Orange County will not be adopting a new voting system designed to make it easier for the county’s 1.2 million voters to cast a ballot. This week the Board of Supervisors voted unanimously against adopting a voting center model for elections proposed by county Registrar of Voters Neal Kelley.
Under the model, neighborhood precincts would have been replaced with fewer, but larger and better-staffed vote centers where anyone could vote or drop off their mail-in ballot for up to 10 days before Election Day.
Kelley’s report on the proposal noted that vote centers would eliminate the need to provide and account for provisional ballots for people voting at the wrong polling station, and it would allow poll workers to quickly verify the identity of voters via electronic poll books.
The system was expected to cost up to $14 million, compared to up to $40 million that Kelley estimated is needed to replace the county’s outdated voting machines.
“It looked like a very efficient, cost-effective model to move towards,” he told KPCC.
Still, the five Republican board members voted against the measure at their recent meeting without discussing it publicly or explaining the reasoning behind their votes. None of the supervisors responded to requests for comments on Wednesday.
Supervisor Todd Spitzer told the Orange County Register that he was concerned about potential voter fraud and said he wanted to evaluate other statewide changes to voting in 2018, including same-day voter registration, before making additional changes.
California Secretary of State Alex Padilla said he was "stunned and deeply disappointed” by the board of supervisors’ vote. Padilla sponsored a bill, AB 450, designed to phase in the vote center model across the state.
"The Orange County Board of Supervisors had an opportunity to, frankly, be a leader in the state and across the country in empowering their voters with choices of when, where and how to cast a ballot and, by the way, save significant money in the process, and they chose not to do that,” Padilla said.
Counties that adopt the vote center model will mail ballots to all registered voters before election day. Voters can mail in their ballots, drop them off at vote centers or vote in person at any vote center in the county.
Most Republican legislators voted against the bill, which Governor Jerry Brown signed into law in September.
Sacramento County recently adopted the vote center model, and Secretary of State Padilla said he expects more to follow.
Colorado began implementing vote centers across the state several years ago, and seven other states besides California, including Texas and Arkansas, allow for vote centers to be used before and on election day, according to the National Conference of State Legislatures.
Justin Levitt, an expert on voting at Loyola Law School, said the vote center model should increase turnout by making it more convenient for people to vote.

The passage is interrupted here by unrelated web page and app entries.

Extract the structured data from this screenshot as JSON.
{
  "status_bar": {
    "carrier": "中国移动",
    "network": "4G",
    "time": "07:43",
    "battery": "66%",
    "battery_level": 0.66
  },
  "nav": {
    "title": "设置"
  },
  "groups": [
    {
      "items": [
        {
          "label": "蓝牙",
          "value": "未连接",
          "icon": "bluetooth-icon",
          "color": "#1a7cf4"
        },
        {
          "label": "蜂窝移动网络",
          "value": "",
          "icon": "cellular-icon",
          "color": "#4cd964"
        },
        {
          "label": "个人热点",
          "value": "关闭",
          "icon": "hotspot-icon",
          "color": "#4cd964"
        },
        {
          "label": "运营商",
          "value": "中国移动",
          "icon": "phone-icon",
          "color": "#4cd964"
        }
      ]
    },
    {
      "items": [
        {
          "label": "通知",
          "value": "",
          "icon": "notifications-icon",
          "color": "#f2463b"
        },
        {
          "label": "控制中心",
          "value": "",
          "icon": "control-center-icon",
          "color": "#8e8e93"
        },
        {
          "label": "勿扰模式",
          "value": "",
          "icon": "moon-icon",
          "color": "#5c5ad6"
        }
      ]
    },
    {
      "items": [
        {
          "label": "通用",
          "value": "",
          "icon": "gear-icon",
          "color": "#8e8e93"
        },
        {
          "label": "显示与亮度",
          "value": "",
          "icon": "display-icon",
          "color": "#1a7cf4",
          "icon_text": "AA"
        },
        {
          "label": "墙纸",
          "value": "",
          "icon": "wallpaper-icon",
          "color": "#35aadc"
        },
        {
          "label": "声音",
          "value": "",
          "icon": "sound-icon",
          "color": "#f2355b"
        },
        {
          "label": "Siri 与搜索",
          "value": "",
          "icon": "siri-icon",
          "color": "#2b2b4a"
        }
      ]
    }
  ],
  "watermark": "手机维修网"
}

“The vote center model is based on bringing the polls to voters rather than bringing voters to the polls,” he said. "It makes sure people can show up and cast their ballots where they wish ... rather than forcing people to go to a particular location at a time that’s not particularly convenient.”
He said there’s no more risk of fraud under the voting center model than under the current model.
The Pew Charitable Trusts found that Colorado counties using vote centers in the 2014 general election spent 40 percent less per vote than under its prior precinct model and the use of provisional ballots declined by nearly 98 percent. The study didn't address fraud.
An Orange County grand jury released a report earlier this year that found “no evidence of widespread or organized voter fraud or vote interference in Orange County election processes.”
The grand jury also concluded that vote centers as contemplated under AB 450 "will promote voter turnout, provide longer timeframes for ballot casting, maintain the security of the voting process, and preserve election integrity in the years ahead."